Dropbox’s appeal is your ability to store your photos in their original format on Dropbox and that includes RAW and other more specialized formats. Of course that means you need a fair amount of space but if you have followed all the suggestions to earn more free space you probably have more than the basic 2GB for use for a variety of storage requirements.
Paying for premium Dropbox accounts to accommodate photo libraries has become an unnecessary extravagance and, despite ripping off many of its features, Dropbox’s Carousel is just less compelling than Flickr and Google Photos now. If I were a casual user, I wouldn’t even bother with Dropbox.
Other losers include all the other paid photo storage and sharing services. Some of them, like 500px, are really good services but they are becoming niche services for professional photographers who want more advanced analytics and the ability to charge for their work.
Flickr and Google Photos have won the consumer space
The elephant in the room is Facebook with its huge market share. It doesn’t have the features Google Photos and Flickr have and may add those in down the line but my preference is to stick with a relatively free-standing service for my memories.
Consumers who feel similarly have no real reason to go with services other than Google Photos and Flickr. If you want to share high quality versions of your photos and be able to store them reliably (as much as you can with 3rd party services), stick with Flickr. As I mentioned in my previous post, I have a secondary backup to Amazon S3 in addition to local backups and I recommend a similar setup. Don’t trust your only backup to just one service, whether it is Flickr, Google Photos or something else. Have multiple backups and blend local with online to keep your stuff safe.
When it comes to an overall winner, I still pick Flickr and you should take another look if you dismissed it previously.
I love virtually everything about this photo of bicycle handlebars titled “Kalverstraat” by Lucas ():
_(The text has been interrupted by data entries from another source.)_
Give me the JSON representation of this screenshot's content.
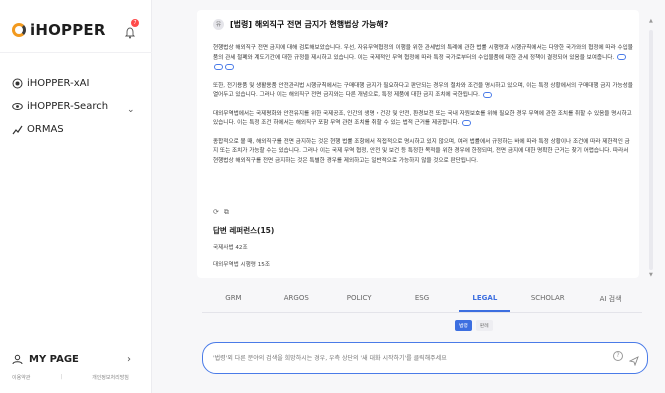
{
  "app": {
    "title": "iHOPPER"
  },
  "header": {
    "notification_count": "7"
  },
  "sidebar": {
    "items": [
      {
        "label": "iHOPPER-xAI"
      },
      {
        "label": "iHOPPER-Search"
      },
      {
        "label": "ORMAS"
      }
    ],
    "mypage_label": "MY PAGE",
    "footer": {
      "left": "이용약관",
      "right": "개인정보처리방침"
    }
  },
  "conversation": {
    "question_avatar": "유",
    "question": "[법령] 해외직구 전면 금지가 현행법상 가능해?",
    "answer": [
      "현행법상 해외직구 전면 금지에 대해 검토해보았습니다. 우선, 자유무역협정의 이행을 위한 관세법의 특례에 관한 법률 시행령과 시행규칙에서는 다양한 국가와의 협정에 따라 수입물품의 관세 철폐와 계도기간에 대한 규정을 제시하고 있습니다. 이는 국제적인 무역 협정에 따라 특정 국가로부터의 수입물품에 대한 관세 정책이 결정되어 있음을 보여줍니다.",
      "또한, 전기용품 및 생활용품 안전관리법 시행규칙에서는 구매대행 금지가 필요하다고 판단되는 경우의 절차와 조건을 명시하고 있으며, 이는 특정 상황에서의 구매대행 금지 가능성을 열어두고 있습니다. 그러나 이는 해외직구 전면 금지와는 다른 개념으로, 특정 제품에 대한 금지 조치에 국한됩니다.",
      "대외무역법에서는 국제평화와 안전유지를 위한 국제공조, 인간의 생명・건강 및 안전, 환경보전 또는 국내 자원보호를 위해 필요한 경우 무역에 관한 조치를 취할 수 있음을 명시하고 있습니다. 이는 특정 조건 하에서는 해외직구 포함 무역 관련 조치를 취할 수 있는 법적 근거를 제공합니다.",
      "종합적으로 볼 때, 해외직구를 전면 금지하는 것은 현행 법률 조항에서 직접적으로 명시하고 있지 않으며, 여러 법률에서 규정하는 바에 따라 특정 상황이나 조건에 따라 제한적인 금지 또는 조치가 가능할 수는 있습니다. 그러나 이는 국제 무역 협정, 안전 및 보건 등 특정한 목적을 위한 경우에 한정되며, 전면 금지에 대한 명확한 근거는 찾기 어렵습니다. 따라서 현행법상 해외직구를 전면 금지하는 것은 특별한 경우를 제외하고는 일반적으로 가능하지 않을 것으로 판단됩니다."
    ],
    "refs_title": "답변 레퍼런스(15)",
    "refs": [
      "국제사법 42조",
      "대외무역법 시행령 15조"
    ]
  },
  "tabs": [
    {
      "label": "GRM"
    },
    {
      "label": "ARGOS"
    },
    {
      "label": "POLICY"
    },
    {
      "label": "ESG"
    },
    {
      "label": "LEGAL"
    },
    {
      "label": "SCHOLAR"
    },
    {
      "label": "AI 검색"
    }
  ],
  "active_tab": "LEGAL",
  "subtabs": [
    {
      "label": "법령"
    },
    {
      "label": "판례"
    }
  ],
  "search": {
    "placeholder": "'법령'외 다른 분야의 검색을 희망하시는 경우, 우측 상단의 '새 대화 시작하기'를 클릭해주세요"
  },
  "colors": {
    "accent": "#3d6fe0",
    "logo_orange": "#f29a1f",
    "badge": "#ff4b4b"
  }
}
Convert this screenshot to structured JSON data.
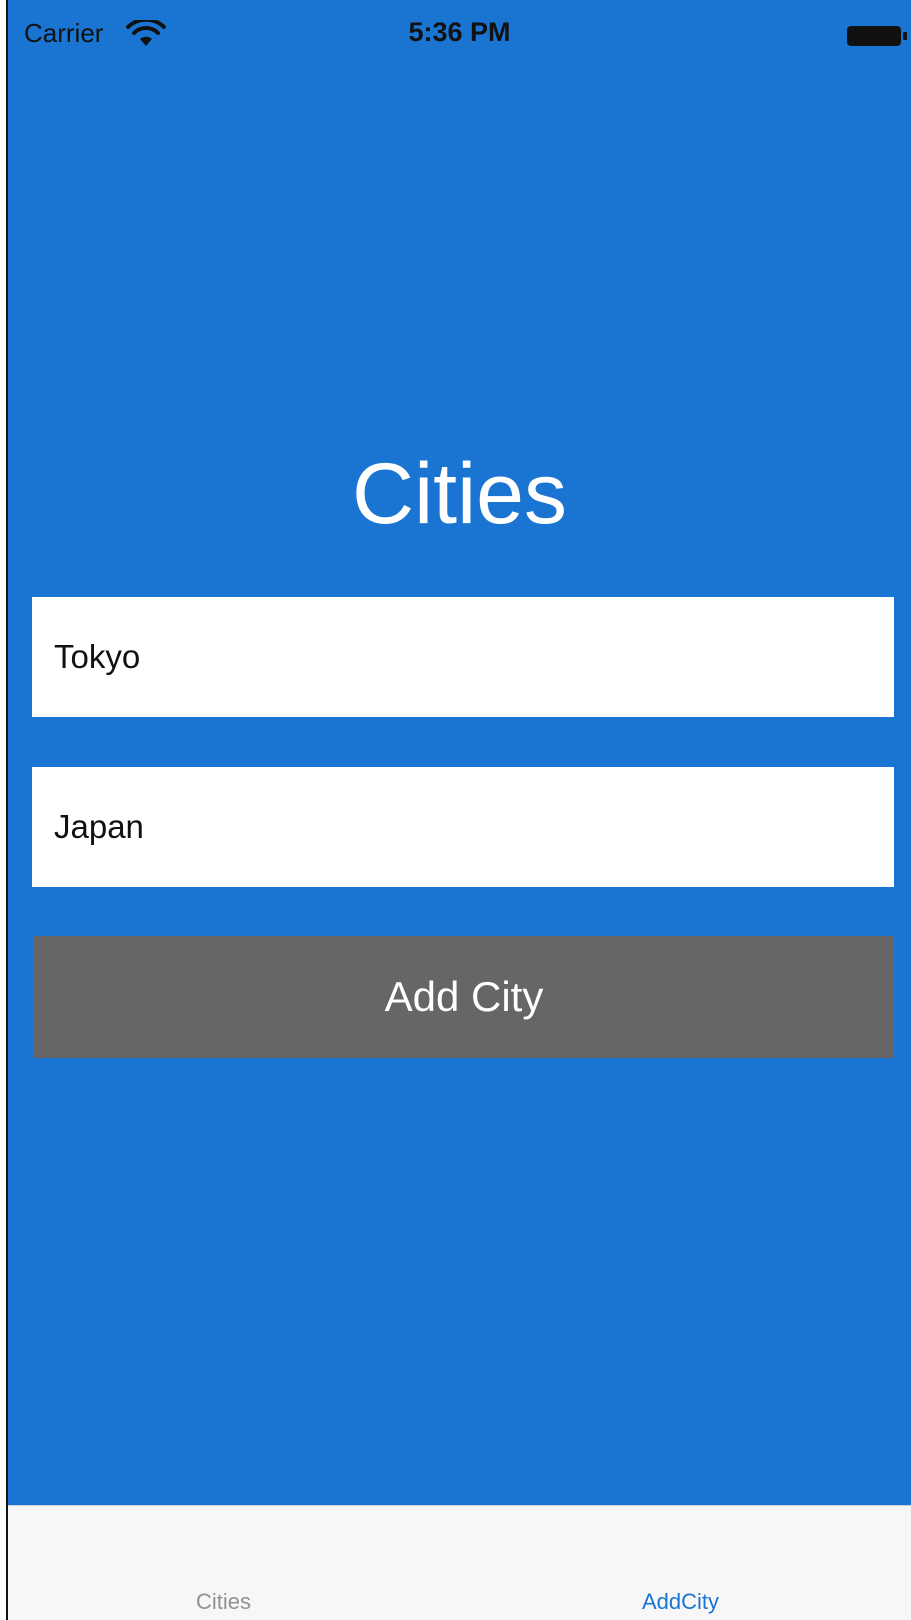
{
  "status_bar": {
    "carrier": "Carrier",
    "time": "5:36 PM",
    "wifi_icon": "wifi-icon",
    "battery_icon": "battery-icon"
  },
  "main": {
    "title": "Cities",
    "city_field": {
      "value": "Tokyo",
      "placeholder": ""
    },
    "country_field": {
      "value": "Japan",
      "placeholder": ""
    },
    "add_button_label": "Add City"
  },
  "tab_bar": {
    "tabs": [
      {
        "label": "Cities",
        "selected": false
      },
      {
        "label": "AddCity",
        "selected": true
      }
    ]
  },
  "colors": {
    "background": "#1a75d2",
    "button": "#666666",
    "tab_active": "#1a75d2",
    "tab_inactive": "#929292",
    "tab_bar_bg": "#f7f7f7"
  }
}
I really like using a shallow depth of field in many of my photos. My favourite lens is my f1.8 50mm lens although I am still learning how to capture as much detail as I need at those lower f-stops without getting too caught up in using a shallow depth of field just for the sake of it.
I also really like this photo titled “Red street” by the same photographer: